11/13/2012 03:26 pm ET Updated Jan 13, 2013

In Alsace, Land of My Ancestors, People Still Live Off the Land to Surprising Degree

Flickr: pussnboots

HOUSSEN, Alsace, France -- Here in the village from where my great-great grandparents emigrated to America, in the former province known as Alsace, those who derive their living from the land are now a fraction of what they were at the time my ancestors left in 1872. But many, including the Eckerlens, my modern-day relatives that I know best, still live off the land to a surprising degree -- especially in the late summer and early fall.

During a visit here in September, I had a dinner and two lunches at the home of Germaine Eckerlen who lives in the village of Houssen, where my great grandfather Eugene was born in 1867. And yet everything, or nearly everything, I ate came directly from her backyard in the village. Germaine, 80 years old, is the widow of my father's third cousin. She treats me like a long-lost relative which, in fact, I am: I only discovered this village in 2000 after years of genealogical research.
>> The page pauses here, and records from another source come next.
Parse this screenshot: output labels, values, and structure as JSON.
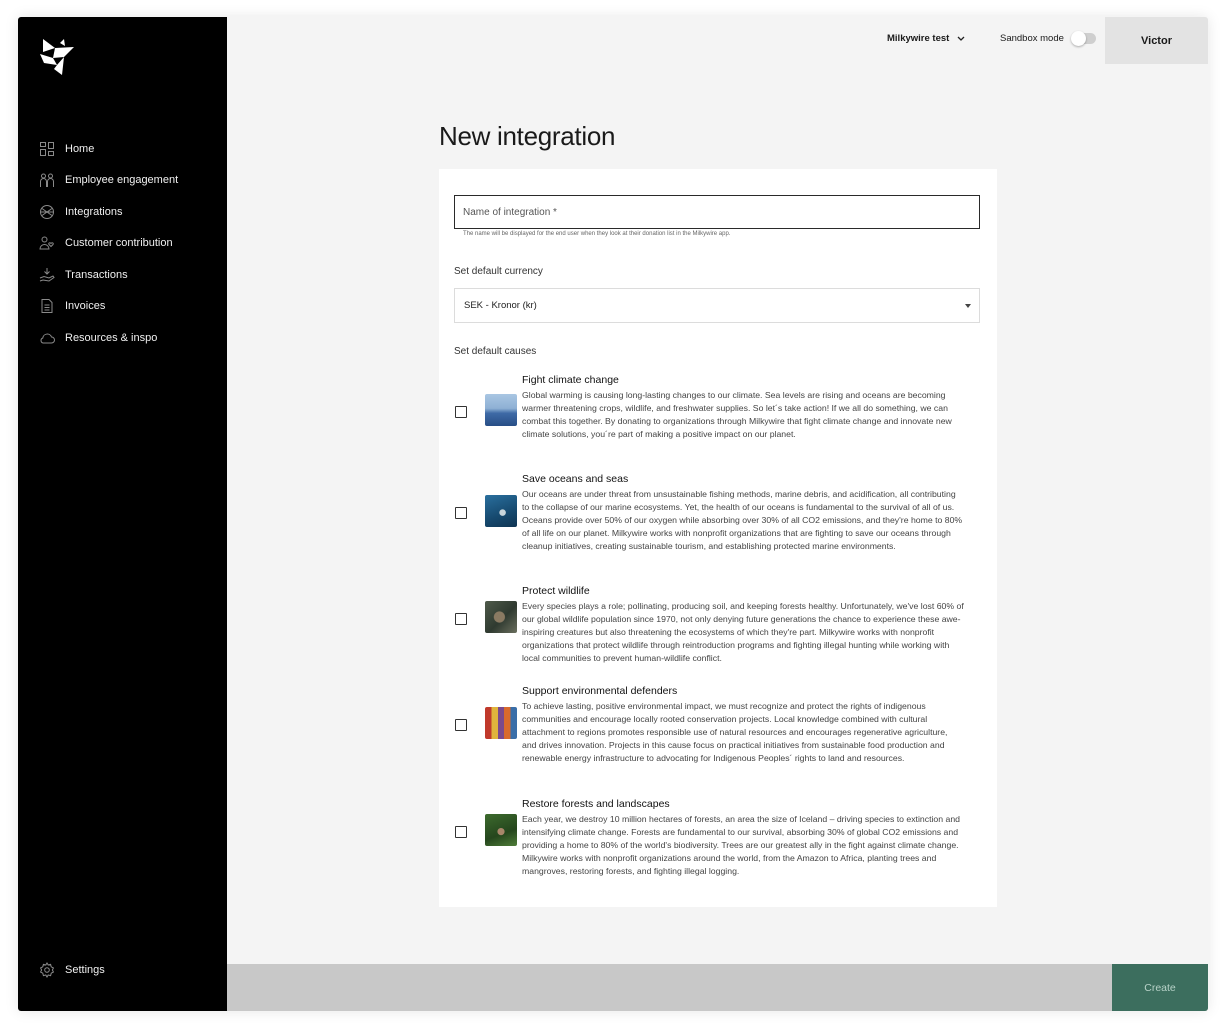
{
  "sidebar": {
    "items": [
      {
        "label": "Home",
        "icon": "home-grid-icon"
      },
      {
        "label": "Employee engagement",
        "icon": "people-icon"
      },
      {
        "label": "Integrations",
        "icon": "integrations-icon"
      },
      {
        "label": "Customer contribution",
        "icon": "user-heart-icon"
      },
      {
        "label": "Transactions",
        "icon": "hand-coin-icon"
      },
      {
        "label": "Invoices",
        "icon": "document-icon"
      },
      {
        "label": "Resources & inspo",
        "icon": "cloud-icon"
      }
    ],
    "settings": {
      "label": "Settings",
      "icon": "gear-icon"
    }
  },
  "topbar": {
    "org": "Milkywire test",
    "sandbox_label": "Sandbox mode",
    "sandbox_on": false,
    "user": "Victor"
  },
  "page": {
    "title": "New integration"
  },
  "form": {
    "name_placeholder": "Name of integration *",
    "name_hint": "The name will be displayed for the end user when they look at their donation list in the Milkywire app.",
    "currency_label": "Set default currency",
    "currency_value": "SEK - Kronor (kr)",
    "causes_label": "Set default causes",
    "causes": [
      {
        "title": "Fight climate change",
        "description": "Global warming is causing long-lasting changes to our climate. Sea levels are rising and oceans are becoming warmer threatening crops, wildlife, and freshwater supplies. So let´s take action! If we all do something, we can combat this together. By donating to organizations through Milkywire that fight climate change and innovate new climate solutions, you´re part of making a positive impact on our planet.",
        "checked": false
      },
      {
        "title": "Save oceans and seas",
        "description": "Our oceans are under threat from unsustainable fishing methods, marine debris, and acidification, all contributing to the collapse of our marine ecosystems. Yet, the health of our oceans is fundamental to the survival of all of us. Oceans provide over 50% of our oxygen while absorbing over 30% of all CO2 emissions, and they're home to 80% of all life on our planet. Milkywire works with nonprofit organizations that are fighting to save our oceans through cleanup initiatives, creating sustainable tourism, and establishing protected marine environments.",
        "checked": false
      },
      {
        "title": "Protect wildlife",
        "description": "Every species plays a role; pollinating, producing soil, and keeping forests healthy. Unfortunately, we've lost 60% of our global wildlife population since 1970, not only denying future generations the chance to experience these awe-inspiring creatures but also threatening the ecosystems of which they're part. Milkywire works with nonprofit organizations that protect wildlife through reintroduction programs and fighting illegal hunting while working with local communities to prevent human-wildlife conflict.",
        "checked": false
      },
      {
        "title": "Support environmental defenders",
        "description": "To achieve lasting, positive environmental impact, we must recognize and protect the rights of indigenous communities and encourage locally rooted conservation projects. Local knowledge combined with cultural attachment to regions promotes responsible use of natural resources and encourages regenerative agriculture, and drives innovation. Projects in this cause focus on practical initiatives from sustainable food production and renewable energy infrastructure to advocating for Indigenous Peoples´ rights to land and resources.",
        "checked": false
      },
      {
        "title": "Restore forests and landscapes",
        "description": "Each year, we destroy 10 million hectares of forests, an area the size of Iceland – driving species to extinction and intensifying climate change. Forests are fundamental to our survival, absorbing 30% of global CO2 emissions and providing a home to 80% of the world's biodiversity. Trees are our greatest ally in the fight against climate change. Milkywire works with nonprofit organizations around the world, from the Amazon to Africa, planting trees and mangroves, restoring forests, and fighting illegal logging.",
        "checked": false
      }
    ]
  },
  "footer": {
    "create_label": "Create"
  },
  "colors": {
    "sidebar_bg": "#000000",
    "page_bg": "#f4f4f4",
    "create_button": "#3c6e5e",
    "footer_bar": "#c8c8c8"
  }
}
All three meals I shared with the Eckerlens featured vegetable soup, composed only of vegetables from the family's garden.

At the first lunch, I ate a delicious tarte made from a fruit called "quetsch" in French -- small blue plums that were falling from three trees in her backyard. The English translation of quetsch is "Italian prune plums," which I noticed were also in the market where I live in Washington, D.C. after my return from Alsace.

At dinner that night, Germaine presented me with a jar of quetsch jam she had made especially for me that afternoon, so I could have it for breakfast the next morning. Quetsch is one of several fruits transformed into alcoholic eaux de vie (schnapps, in German) that are popular in Alsace as digestifs after dinner (also available in many other flavors including raspberry, pear and plum) but Germaine does not make it. The family also has trees of coing, a yellow fruit that, from a distance, looked like pear but was not. Coing (quince in English) is not eaten raw but cooked to make compotes, tartes, jam and eau-de-vie.

The family has a small herd of sheep grazing in their backyard. Sheep farming is dying out in France so wool is much in demand. Several times a year a sheep shearer comes to the village to shear it and cart if off.

Germaine and her sons raise rabbits for the meat. I didn't eat any on this trip but she showed me a red wine that she uses to "give color" to the white rabbit meat.

Like many families in Houssen, the Eckerlens rent land in the communal vineyard to cultivate their own grapes which they make into table wine; they sell the excess grapes to commercial vintners. My questions about the vineyards prompted Germaine to remind her sons that they needed to get out into the vineyards to prune the vines. That afternoon, I helped two of my cousins prune the weak grapes so that the stronger grapes can attain more succulence.

Of course, all three meals featured wine -- white wines with the fish and pasta and a red wine with the beef. Alsace is justly famous for its fine white whites; my favorites are Riesling and Pinot Gris. Also in September, I found "vin nouveau" -- partially fermented "new wine" being sold alongside the road. This is seen only in September and October when the grapes are being harvested.

On this trip, I visited two other homes of family members. At both homes, I was offered their finest white wines in the mid-afternoon. One of them served me "vendage tardive" ("late harvest") which is derived from grapes that are left on the vines to sweeten after the other grapes are harvested. This is risky, and bad weather can ruin them, but if the gamble pays off, the reward is an unusually intense and flavorful wine. "Vendages tardives" are successful only one year out of five and, therefore, are considerably more rare and expensive than normal wines.

Alsace is famous for its blend of France and Germany (it is located on the Rhine River, which marks the border between the two countries). The Alsatians consider themselves French but only up to a certain point. In the area of food, they pick what they like but do not accept everything French.

For example, the family does not eat frogs, which are popular in much of France. Christian, my 50-something fourth cousin, told he has never eaten frog legs in his life even though he is aware that some people in other parts of the world refer to the French as "frog eaters." They don't believe him when he tells them he has never eaten them and has no desire to do so.

And one of the classic Alsatian meals is Choucroute Garnie (sauerkraut) with sausages, potatoes and all the trimmings -- normally thought of as a German, not French, dish. But this is strictly a winter dish and not prepared in homes when the weather is as lovely as it is in an Alsatian September.